But, Jerusalem in Jesus’ day was also an occupied city. Foreign invaders had once again come and occupied what was most precious. Ruling the city and the land with an iron fist. Robbing the people of living out their full identity of God’s people. And to make matters worse, that temple – the center of faith – was now the symbol and center of the religious leaders who had sold out to the dominating secular powers, so that those who once held great power through religious fear, might again have, or appear to have, a share, have a role, have some authority over the humble faithful by collaborating with these fear-inducing invaders. For some, like the Essenes living out by the Dead Sea, the invasion had been so complete in its annihilation, and the temple leaders so complete in capitulating to the invaders, that for them to keep the faith that they so cherished they chose to isolate in a small community. Quarantining themselves from the corruption of their faith.
But fully knowing what he would face by invading this invaded city, Jesus comes, riding on a donkey. And to even more fully mock the powers that be, he invades not with an army bearing weapons, but flanked by harmless peasants bearing branches from palm trees. The mighty occupiers and the collaborating occupied don’t know what to make of this guy. Who is he? They ask.
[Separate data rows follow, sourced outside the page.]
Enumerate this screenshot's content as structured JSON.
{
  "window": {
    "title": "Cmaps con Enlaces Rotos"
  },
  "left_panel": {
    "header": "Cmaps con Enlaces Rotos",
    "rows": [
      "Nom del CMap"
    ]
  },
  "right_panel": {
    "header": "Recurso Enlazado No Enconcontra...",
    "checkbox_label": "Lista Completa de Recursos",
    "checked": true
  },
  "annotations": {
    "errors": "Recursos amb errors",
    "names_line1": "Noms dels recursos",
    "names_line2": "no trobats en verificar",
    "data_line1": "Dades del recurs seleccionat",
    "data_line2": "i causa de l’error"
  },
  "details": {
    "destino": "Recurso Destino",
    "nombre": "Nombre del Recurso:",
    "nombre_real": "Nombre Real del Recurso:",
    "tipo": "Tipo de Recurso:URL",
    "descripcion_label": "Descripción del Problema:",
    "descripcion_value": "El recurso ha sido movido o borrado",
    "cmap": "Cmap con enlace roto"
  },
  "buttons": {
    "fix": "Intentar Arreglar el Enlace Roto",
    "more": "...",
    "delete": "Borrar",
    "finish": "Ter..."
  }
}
Isaiah and Paul answer the question for them and us this morning. This gentle invader is a teacher who empowers teachers, those how echo his teaching know how to sustain the weary with a word. And Paul, writing from prison, echoes a hymn of the early church to remind his readers that Jesus humbled himself and invaded our world. Not in a show of military, dominating power, but in the humility of a servant. God turns even the idea of invasion upside down. For when the creator invades, the creature benefits. The only loss experienced is welcomed (like refined gold that losses its dross). And all that is needed for life is gained.
Of course, there is that one scene we just read of Jesus invading with destructive power – it is unleashed on the money changers and sellers in the temple. But take note, what is destroyed is that which humans have created that stands as obstacle to free and complete access to God.
And ultimately, that is what our blessed invader has accomplished in total – destroying all obstacles that stand between us and God – even the final obstacle: death.
Jesus the gentle, life-bringing invader is at the gate. What must he break through to invade our lives? Especially now, while our doors are barracked to prevent all those dangerous invasions. Now, while our despair and disappointment build walls blocking out what our experience has told us is life. Now, while fear and anxiety rule the day. Now, while we are isolated from loved ones and community and all that relationships fulfill in us. What must the invading Jesus break through? And by the grace of God and the power of the Holy Spirit, he does break through. He is present.
So, welcome Jesus the Christ, the merciful invader, the live-bringing intruder, the peace-working raider. Welcome him and the story he is not only telling, but that he will be living throughout the days of this Holy Week. Welcome him whose love does not allow him to live quarantined in heaven, nor isolated in his divinity.
And, (having welcomed him with our own symbols of peace), through the power of the Holy Spirit, we are most blessed to walk with him who walks with us. We walk, with Jesus in the way of the cross. The cross and any tool of terror used by earth’s mightiest invaders in their vain attempts to stop God’s invasion that desires to bring all of creation to new life in Christ. Welcome the invader who is our liberator.
The Rev. Mark Erson,